“Then a friend told me that Goloshchyokin needed a drummer, because his drummer had gone on a drinking binge,” he said. “I came to an audition, he took me on, I got a steady job and everything started from there.”
Guberman considered Goloshchyokin “his great teacher” — alongside veteran saxophone player Alexei Kanunnikov, who led an amateur jazz band with whom Guberman played his first concert.
He joined Akvarium “by chance.” The band got an invitation to “Spring Rhythms,” the first national rock festival in Gori, Georgia, when the state eased its grip on rock music to demonstrate its “human face” to the world before the Olympic Games in Moscow in 1980. As the regular drummer was out of town, Guberman was invited as a replacement.
The now-legendary performance at the festival resulted in a scandal with the jury walking out and repressions awaiting Akvarium back home. “I don’t know what it was. All the bands were rather polished, while we simply raged. Of course, we were well prepared — unshaven, uncombed. Grebenshchikov made buttons for everybody.”
“Dyushka (flautist Andrei Romanov) wore a button reading ‘Where Am I Living?’ Boris had a button reading ‘No, I Am Not Boris Grebenshchikov,’ and I had one saying ‘A poshli vy vse na khui’ (‘Why Don’t You All Fuck Off’). I remember a cameraman approaching me on stage and nearly falling down. We were totally unleashed at that time.”
According to the memoirs of Akvarium’s cellist Seva Gakkel, the band’s performance at Gori’s staid Georgian Philharmonic concert hall made the jury walk out.
After the festival Akvarium was banned, Grebenshchikov was fired from his job at a Leningrad sociological research institute and expelled from the Young Communist Union, and the band had to resort to the practice of underground “apartment concerts,” having to play without a drummer in order not to disturb the neighbors and attract the police.
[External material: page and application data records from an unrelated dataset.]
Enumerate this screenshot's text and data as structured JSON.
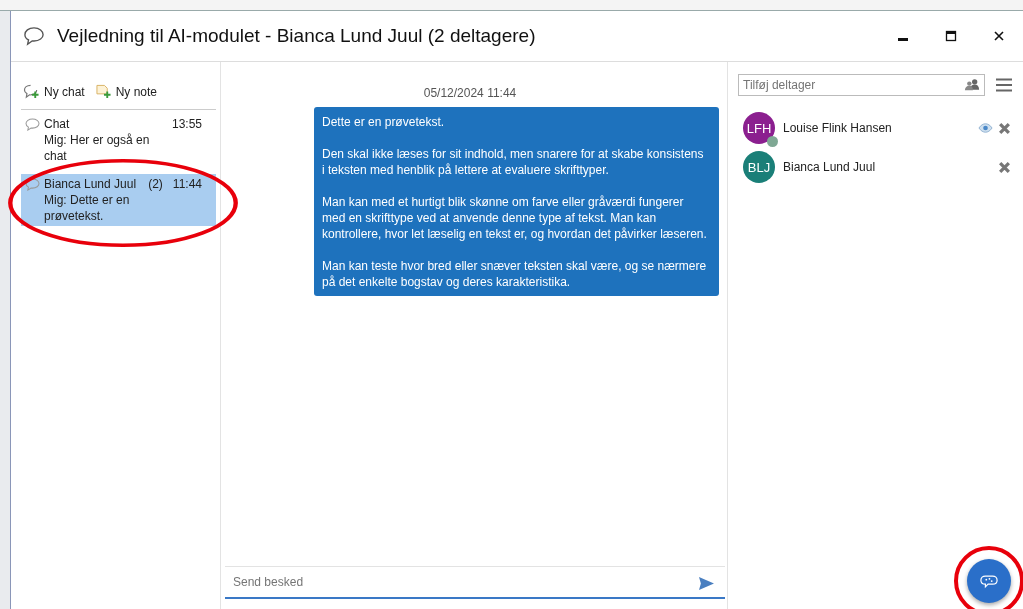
{
  "window": {
    "title": "Vejledning til AI-modulet - Bianca Lund Juul (2 deltagere)"
  },
  "actions": [
    {
      "kind": "chat",
      "label": "Ny chat"
    },
    {
      "kind": "note",
      "label": "Ny note"
    }
  ],
  "chats": [
    {
      "name": "Chat",
      "time": "13:55",
      "preview": "Mig: Her er også en chat",
      "selected": false,
      "circled": false
    },
    {
      "name": "Bianca Lund Juul",
      "count": "(2)",
      "time": "11:44",
      "preview": "Mig: Dette er en prøvetekst.",
      "selected": true,
      "circled": true
    }
  ],
  "conversation": {
    "date": "05/12/2024 11:44",
    "message": [
      "Dette er en prøvetekst.",
      "Den skal ikke læses for sit indhold, men snarere for at skabe konsistens i teksten med henblik på lettere at evaluere skrifttyper.",
      "Man kan med et hurtigt blik skønne om farve eller gråværdi fungerer med en skrifttype ved at anvende denne type af tekst. Man kan kontrollere, hvor let læselig en tekst er, og hvordan det påvirker læseren.",
      "Man kan teste hvor bred eller snæver teksten skal være, og se nærmere på det enkelte bogstav og deres karakteristika."
    ]
  },
  "composer": {
    "placeholder": "Send besked"
  },
  "participants_search": {
    "placeholder": "Tilføj deltager"
  },
  "participants": [
    {
      "initials": "LFH",
      "name": "Louise Flink Hansen",
      "color": "#8b1f8f",
      "online": true,
      "watching": true
    },
    {
      "initials": "BLJ",
      "name": "Bianca Lund Juul",
      "color": "#1a7f78",
      "online": false,
      "watching": false
    }
  ],
  "ai_button": {
    "circled": true
  }
}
Guberman’s drums can be heard on Akvarium’s classic albums “Elektrichestvo” (Electricity), which featured the band’s Tbilisi live set and a number of studio tracks, and “Radio Africa.” The two albums were released as self-produced reel-to-reel tapes in 1981 and 1983 respectively.
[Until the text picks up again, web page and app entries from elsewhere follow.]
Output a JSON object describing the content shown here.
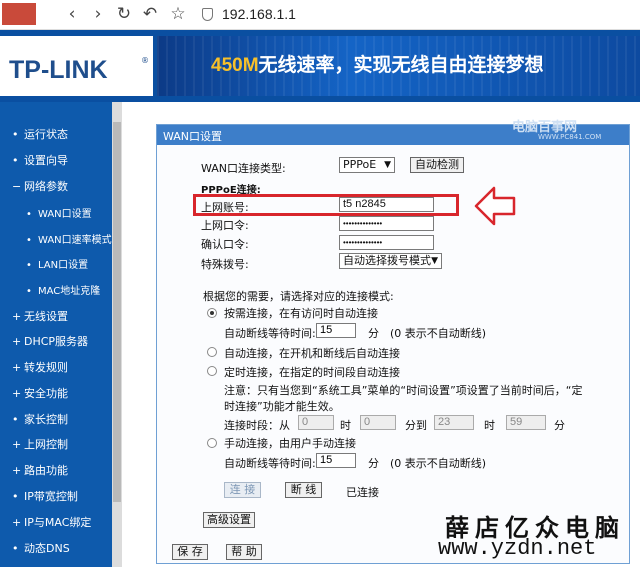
{
  "browser": {
    "back_icon": "back-icon",
    "forward_icon": "forward-icon",
    "reload_icon": "reload-icon",
    "home_icon": "home-icon",
    "star_icon": "star-icon",
    "url": "192.168.1.1"
  },
  "header": {
    "logo": "TP-LINK",
    "slogan_number": "450M",
    "slogan_text": "无线速率，实现无线自由连接梦想"
  },
  "sidebar": {
    "items": [
      {
        "label": "运行状态",
        "marker": "•"
      },
      {
        "label": "设置向导",
        "marker": "•"
      },
      {
        "label": "网络参数",
        "marker": "−"
      },
      {
        "label": "WAN口设置",
        "marker": "•"
      },
      {
        "label": "WAN口速率模式",
        "marker": "•"
      },
      {
        "label": "LAN口设置",
        "marker": "•"
      },
      {
        "label": "MAC地址克隆",
        "marker": "•"
      },
      {
        "label": "无线设置",
        "marker": "+"
      },
      {
        "label": "DHCP服务器",
        "marker": "+"
      },
      {
        "label": "转发规则",
        "marker": "+"
      },
      {
        "label": "安全功能",
        "marker": "+"
      },
      {
        "label": "家长控制",
        "marker": "•"
      },
      {
        "label": "上网控制",
        "marker": "+"
      },
      {
        "label": "路由功能",
        "marker": "+"
      },
      {
        "label": "IP带宽控制",
        "marker": "•"
      },
      {
        "label": "IP与MAC绑定",
        "marker": "+"
      },
      {
        "label": "动态DNS",
        "marker": "•"
      }
    ]
  },
  "panel": {
    "title": "WAN口设置",
    "watermark": "电脑百事网",
    "watermark_url": "WWW.PC841.COM",
    "wan_type_label": "WAN口连接类型:",
    "wan_type_value": "PPPoE",
    "auto_detect": "自动检测",
    "pppoe_section": "PPPoE连接:",
    "account_label": "上网账号:",
    "account_value": "t5    n2845",
    "password_label": "上网口令:",
    "password_value": "••••••••••••••",
    "confirm_label": "确认口令:",
    "confirm_value": "••••••••••••••",
    "dial_label": "特殊拨号:",
    "dial_value": "自动选择拨号模式",
    "mode_intro": "根据您的需要，请选择对应的连接模式:",
    "mode_demand": "按需连接，在有访问时自动连接",
    "idle_label": "自动断线等待时间:",
    "idle_value": "15",
    "idle_unit": "分",
    "idle_note": "(0 表示不自动断线)",
    "mode_auto": "自动连接，在开机和断线后自动连接",
    "mode_timed": "定时连接，在指定的时间段自动连接",
    "timed_note_1": "注意：只有当您到“系统工具”菜单的“时间设置”项设置了当前时间后，“定",
    "timed_note_2": "时连接”功能才能生效。",
    "period_label": "连接时段：从",
    "period_from_h": "0",
    "period_h_unit": "时",
    "period_from_m": "0",
    "period_to": "分到",
    "period_to_h": "23",
    "period_to_h_unit": "时",
    "period_to_m": "59",
    "period_m_unit": "分",
    "mode_manual": "手动连接，由用户手动连接",
    "idle2_label": "自动断线等待时间:",
    "idle2_value": "15",
    "idle2_unit": "分",
    "idle2_note": "(0 表示不自动断线)",
    "connect": "连 接",
    "disconnect": "断 线",
    "status": "已连接",
    "advanced": "高级设置",
    "save": "保 存",
    "help": "帮 助"
  },
  "footer_watermark": {
    "name": "薛店亿众电脑",
    "url": "www.yzdn.net"
  },
  "colors": {
    "header_blue": "#0a4fa1",
    "sidebar_blue": "#0e5aac",
    "highlight_red": "#d8262c",
    "slogan_gold": "#f7c02a"
  }
}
Guberman continued to play with other jazz and rock outfits, most notably rhythm-and-blues band Zoopark, until moving to Moscow in 1982, where he performed with the jazz bands Allegro and Igor Butman Quintet.
His reputation was so immense that Akvarium’s long-time drummer Pyotr Troshchenkov, who joined the band after Guberman finally left in 1982, used the pseudonym “Pyotr Guberman” for some time.
Guberman emigrated in December 1987 — just before the Russian rock breakthrough, when formerly underground bands started to play stadiums.
“I just had to leave, I simply couldn’t stay in Russia any longer,” said Guberman. “It didn’t matter to me at all where to, and by pure chance, I married a Dutch girl and found myself in Holland.”
In a later interview, Guberman explained his return to St. Petersburg in 2004 as being due to his feeling of remaining a foreigner despite having lived in the Netherlands for 17 years.
Recently, he performed in St. Petersburg clubs with a band called Shaggy Train.
Guberman chose the drums because of Ringo Starr — and he admitted to knowing the drum parts to every Beatles song by heart. Speaking about his favorite drummers, he also mentioned Simon Kirke (Free), Bobby Colomby (Blood, Sweat and Tears), Terry Bozzio (Frank Zappa), Paul Hammond (Atomic Rooster), Charlie Watts (The Rolling Stones) and American jazz drummer Tony Williams, among others.
“I never liked drum solos — I can play those solos, but it’s somehow not very interesting,” Guberman said.
“I like to play with people. I like it when people play music together. How people react to each other. I can play guitar and I can play bass, which is my favorite instrument. But drums are something else.”
Guberman was buried at the city’s Krasnenkoye Cemetery on Jan. 4. The cause of death has not been announced.